Source material:
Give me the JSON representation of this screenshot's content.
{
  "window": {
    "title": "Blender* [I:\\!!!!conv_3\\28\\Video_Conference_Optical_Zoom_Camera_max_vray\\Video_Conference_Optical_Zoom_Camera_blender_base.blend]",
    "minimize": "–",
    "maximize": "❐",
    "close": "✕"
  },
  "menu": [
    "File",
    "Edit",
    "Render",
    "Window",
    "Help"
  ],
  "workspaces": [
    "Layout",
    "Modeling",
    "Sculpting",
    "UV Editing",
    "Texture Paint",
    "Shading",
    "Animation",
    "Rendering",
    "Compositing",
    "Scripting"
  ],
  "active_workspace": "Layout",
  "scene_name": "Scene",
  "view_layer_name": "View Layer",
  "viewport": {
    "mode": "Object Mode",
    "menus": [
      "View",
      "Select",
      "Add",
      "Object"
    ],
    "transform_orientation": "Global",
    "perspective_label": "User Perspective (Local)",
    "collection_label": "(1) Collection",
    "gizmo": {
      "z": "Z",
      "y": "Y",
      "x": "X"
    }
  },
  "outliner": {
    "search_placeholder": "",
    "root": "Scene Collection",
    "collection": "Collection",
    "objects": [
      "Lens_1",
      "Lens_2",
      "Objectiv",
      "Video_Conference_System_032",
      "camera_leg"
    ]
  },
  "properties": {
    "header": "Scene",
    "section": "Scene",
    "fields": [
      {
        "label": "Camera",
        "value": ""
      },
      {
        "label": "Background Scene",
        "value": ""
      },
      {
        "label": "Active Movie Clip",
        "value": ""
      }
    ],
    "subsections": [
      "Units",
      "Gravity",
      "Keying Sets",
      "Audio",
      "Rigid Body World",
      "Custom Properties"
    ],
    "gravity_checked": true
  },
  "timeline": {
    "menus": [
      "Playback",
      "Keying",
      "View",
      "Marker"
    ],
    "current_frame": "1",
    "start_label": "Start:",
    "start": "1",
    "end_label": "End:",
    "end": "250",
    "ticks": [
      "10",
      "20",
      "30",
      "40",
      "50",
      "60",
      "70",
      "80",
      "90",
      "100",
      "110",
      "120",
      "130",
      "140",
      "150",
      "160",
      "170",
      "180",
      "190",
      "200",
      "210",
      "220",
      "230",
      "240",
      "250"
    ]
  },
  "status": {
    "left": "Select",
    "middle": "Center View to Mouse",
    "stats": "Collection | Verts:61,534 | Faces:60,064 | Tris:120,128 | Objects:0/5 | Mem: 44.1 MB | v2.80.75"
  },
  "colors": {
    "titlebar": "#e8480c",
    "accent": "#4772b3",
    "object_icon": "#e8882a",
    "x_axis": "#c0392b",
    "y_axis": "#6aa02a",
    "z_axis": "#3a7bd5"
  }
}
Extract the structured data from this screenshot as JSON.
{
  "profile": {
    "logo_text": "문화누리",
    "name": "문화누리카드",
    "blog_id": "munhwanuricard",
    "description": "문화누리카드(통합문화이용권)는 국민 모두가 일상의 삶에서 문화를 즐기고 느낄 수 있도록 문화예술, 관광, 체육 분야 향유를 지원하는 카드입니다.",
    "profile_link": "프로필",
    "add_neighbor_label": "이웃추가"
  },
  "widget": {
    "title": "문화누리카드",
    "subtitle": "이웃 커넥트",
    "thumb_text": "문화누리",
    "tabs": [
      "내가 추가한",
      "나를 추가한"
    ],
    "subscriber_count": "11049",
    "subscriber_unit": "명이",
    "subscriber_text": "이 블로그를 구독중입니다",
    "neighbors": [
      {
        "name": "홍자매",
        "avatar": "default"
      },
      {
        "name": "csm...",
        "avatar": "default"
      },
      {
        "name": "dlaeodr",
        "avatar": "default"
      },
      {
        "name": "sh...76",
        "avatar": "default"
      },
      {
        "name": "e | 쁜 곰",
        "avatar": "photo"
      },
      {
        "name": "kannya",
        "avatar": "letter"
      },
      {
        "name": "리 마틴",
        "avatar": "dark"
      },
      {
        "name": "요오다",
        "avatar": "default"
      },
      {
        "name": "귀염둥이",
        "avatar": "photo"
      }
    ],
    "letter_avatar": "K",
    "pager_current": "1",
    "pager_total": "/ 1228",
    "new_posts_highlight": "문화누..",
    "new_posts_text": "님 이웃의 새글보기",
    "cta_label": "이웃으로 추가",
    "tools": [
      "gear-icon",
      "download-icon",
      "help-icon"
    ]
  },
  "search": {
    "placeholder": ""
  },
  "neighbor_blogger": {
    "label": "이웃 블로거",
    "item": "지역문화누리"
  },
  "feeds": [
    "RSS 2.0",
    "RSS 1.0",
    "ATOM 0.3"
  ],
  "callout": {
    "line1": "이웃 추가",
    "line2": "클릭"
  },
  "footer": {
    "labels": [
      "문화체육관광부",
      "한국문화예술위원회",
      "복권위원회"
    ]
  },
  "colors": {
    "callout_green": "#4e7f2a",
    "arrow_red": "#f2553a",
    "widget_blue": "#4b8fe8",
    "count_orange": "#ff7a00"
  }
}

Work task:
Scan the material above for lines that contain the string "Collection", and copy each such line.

Response area:
    "collection_label": "(1) Collection",
    "root": "Scene Collection",
    "collection": "Collection",
    "stats": "Collection | Verts:61,534 | Faces:60,064 | Tris:120,128 | Objects:0/5 | Mem: 44.1 MB | v2.80.75"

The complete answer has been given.